*** Opening of DATASET CONTENT ***

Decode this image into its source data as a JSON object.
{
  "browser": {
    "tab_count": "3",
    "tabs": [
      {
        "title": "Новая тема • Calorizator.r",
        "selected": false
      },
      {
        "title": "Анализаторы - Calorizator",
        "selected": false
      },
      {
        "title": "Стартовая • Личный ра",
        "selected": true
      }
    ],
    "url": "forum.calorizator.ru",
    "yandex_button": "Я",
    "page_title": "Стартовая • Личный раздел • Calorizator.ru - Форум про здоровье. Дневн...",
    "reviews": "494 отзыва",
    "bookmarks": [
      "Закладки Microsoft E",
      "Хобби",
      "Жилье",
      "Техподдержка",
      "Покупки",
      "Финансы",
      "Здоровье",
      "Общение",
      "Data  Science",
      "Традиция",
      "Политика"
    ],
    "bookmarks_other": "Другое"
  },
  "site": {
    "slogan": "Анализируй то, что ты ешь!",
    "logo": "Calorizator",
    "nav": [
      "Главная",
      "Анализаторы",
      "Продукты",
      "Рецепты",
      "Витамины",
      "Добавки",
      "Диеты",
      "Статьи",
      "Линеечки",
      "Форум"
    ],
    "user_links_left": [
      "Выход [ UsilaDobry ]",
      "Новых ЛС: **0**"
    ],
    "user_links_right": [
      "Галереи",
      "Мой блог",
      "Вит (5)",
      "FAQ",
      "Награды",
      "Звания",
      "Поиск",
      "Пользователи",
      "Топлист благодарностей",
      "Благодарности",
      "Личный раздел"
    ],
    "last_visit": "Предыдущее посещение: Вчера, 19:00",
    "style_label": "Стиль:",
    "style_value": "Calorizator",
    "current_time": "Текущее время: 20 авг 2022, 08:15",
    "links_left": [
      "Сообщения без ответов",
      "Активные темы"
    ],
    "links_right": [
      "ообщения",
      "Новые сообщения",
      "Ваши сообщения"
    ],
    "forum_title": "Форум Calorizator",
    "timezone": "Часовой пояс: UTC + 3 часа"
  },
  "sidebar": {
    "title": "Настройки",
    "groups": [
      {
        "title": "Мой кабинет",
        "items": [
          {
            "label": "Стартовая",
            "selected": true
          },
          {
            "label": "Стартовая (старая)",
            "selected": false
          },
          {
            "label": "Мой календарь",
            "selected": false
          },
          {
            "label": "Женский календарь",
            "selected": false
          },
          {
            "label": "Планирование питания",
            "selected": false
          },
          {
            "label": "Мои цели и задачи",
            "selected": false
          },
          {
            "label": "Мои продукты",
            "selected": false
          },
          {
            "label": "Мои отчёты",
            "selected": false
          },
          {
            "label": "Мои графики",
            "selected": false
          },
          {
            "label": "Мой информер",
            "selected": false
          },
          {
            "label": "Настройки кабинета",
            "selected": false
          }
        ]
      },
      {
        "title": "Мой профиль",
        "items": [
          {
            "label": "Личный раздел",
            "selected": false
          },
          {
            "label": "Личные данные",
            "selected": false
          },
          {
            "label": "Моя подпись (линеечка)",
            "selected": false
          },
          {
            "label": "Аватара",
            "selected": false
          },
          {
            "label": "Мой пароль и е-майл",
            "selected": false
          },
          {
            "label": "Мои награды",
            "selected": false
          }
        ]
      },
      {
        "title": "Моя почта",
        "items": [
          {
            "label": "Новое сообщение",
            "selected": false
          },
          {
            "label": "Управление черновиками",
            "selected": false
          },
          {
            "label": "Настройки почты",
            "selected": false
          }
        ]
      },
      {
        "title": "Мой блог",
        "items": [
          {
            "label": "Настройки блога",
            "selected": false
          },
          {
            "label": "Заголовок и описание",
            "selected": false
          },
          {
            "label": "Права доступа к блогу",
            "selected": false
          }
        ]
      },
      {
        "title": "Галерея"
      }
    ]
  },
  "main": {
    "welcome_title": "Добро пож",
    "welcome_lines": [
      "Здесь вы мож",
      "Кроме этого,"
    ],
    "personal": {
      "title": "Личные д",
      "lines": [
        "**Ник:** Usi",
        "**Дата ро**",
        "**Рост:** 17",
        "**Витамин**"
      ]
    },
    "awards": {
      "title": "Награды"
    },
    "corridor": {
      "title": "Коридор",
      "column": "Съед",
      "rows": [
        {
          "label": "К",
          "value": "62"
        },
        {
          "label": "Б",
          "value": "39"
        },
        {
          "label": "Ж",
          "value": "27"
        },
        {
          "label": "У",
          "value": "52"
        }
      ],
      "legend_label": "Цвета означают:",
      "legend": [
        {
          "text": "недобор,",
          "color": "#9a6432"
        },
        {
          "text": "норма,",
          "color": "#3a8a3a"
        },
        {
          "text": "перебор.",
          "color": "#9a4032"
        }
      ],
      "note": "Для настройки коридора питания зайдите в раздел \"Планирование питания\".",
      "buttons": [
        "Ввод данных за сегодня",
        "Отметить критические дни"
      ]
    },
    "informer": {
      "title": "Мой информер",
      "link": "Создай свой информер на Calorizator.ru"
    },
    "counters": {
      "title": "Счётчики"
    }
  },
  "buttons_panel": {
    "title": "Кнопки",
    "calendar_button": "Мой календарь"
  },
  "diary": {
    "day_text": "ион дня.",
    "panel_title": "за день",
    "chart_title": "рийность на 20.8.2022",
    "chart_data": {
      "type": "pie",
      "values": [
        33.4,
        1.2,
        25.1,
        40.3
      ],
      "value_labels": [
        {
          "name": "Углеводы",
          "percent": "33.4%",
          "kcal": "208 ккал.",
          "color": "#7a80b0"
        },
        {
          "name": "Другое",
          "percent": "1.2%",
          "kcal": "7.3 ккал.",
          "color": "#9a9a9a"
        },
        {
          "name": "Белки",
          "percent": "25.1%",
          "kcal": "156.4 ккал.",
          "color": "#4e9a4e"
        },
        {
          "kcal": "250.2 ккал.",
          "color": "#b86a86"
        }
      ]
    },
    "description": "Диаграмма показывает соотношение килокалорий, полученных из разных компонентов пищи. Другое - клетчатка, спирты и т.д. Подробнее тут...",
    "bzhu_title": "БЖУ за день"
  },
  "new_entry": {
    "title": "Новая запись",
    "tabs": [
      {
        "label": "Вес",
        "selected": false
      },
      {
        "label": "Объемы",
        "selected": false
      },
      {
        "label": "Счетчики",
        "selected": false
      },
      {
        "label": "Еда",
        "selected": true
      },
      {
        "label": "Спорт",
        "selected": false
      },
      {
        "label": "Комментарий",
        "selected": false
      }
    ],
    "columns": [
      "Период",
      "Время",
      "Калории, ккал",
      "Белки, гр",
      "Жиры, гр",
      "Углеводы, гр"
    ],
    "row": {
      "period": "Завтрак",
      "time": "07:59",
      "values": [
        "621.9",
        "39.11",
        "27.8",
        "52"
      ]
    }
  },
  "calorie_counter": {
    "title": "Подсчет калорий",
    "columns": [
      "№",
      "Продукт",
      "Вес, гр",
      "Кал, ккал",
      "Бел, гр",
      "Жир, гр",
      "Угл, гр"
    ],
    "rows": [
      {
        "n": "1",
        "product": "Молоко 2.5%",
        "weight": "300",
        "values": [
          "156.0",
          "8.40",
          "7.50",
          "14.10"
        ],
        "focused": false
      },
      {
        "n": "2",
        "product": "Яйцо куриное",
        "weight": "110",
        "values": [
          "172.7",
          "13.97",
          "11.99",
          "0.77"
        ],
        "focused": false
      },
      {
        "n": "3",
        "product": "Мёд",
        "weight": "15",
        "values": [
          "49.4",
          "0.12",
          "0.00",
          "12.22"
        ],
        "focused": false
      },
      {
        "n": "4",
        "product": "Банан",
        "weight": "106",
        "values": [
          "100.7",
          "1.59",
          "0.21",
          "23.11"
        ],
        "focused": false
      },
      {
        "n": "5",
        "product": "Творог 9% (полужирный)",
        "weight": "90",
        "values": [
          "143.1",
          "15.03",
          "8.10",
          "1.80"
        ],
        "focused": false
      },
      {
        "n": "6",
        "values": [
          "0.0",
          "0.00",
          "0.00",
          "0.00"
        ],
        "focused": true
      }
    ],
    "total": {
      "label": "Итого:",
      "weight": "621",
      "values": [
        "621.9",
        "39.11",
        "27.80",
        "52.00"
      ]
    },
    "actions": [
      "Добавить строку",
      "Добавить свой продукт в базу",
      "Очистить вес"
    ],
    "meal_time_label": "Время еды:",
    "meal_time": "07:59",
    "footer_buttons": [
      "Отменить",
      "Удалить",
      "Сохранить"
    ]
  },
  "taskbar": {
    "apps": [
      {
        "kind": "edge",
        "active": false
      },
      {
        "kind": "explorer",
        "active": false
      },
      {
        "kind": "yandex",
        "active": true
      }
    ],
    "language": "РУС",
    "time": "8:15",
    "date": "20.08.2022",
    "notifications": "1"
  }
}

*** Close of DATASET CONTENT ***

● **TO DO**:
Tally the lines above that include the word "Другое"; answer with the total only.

● **RESULT OF THIS EXERCISE**:
3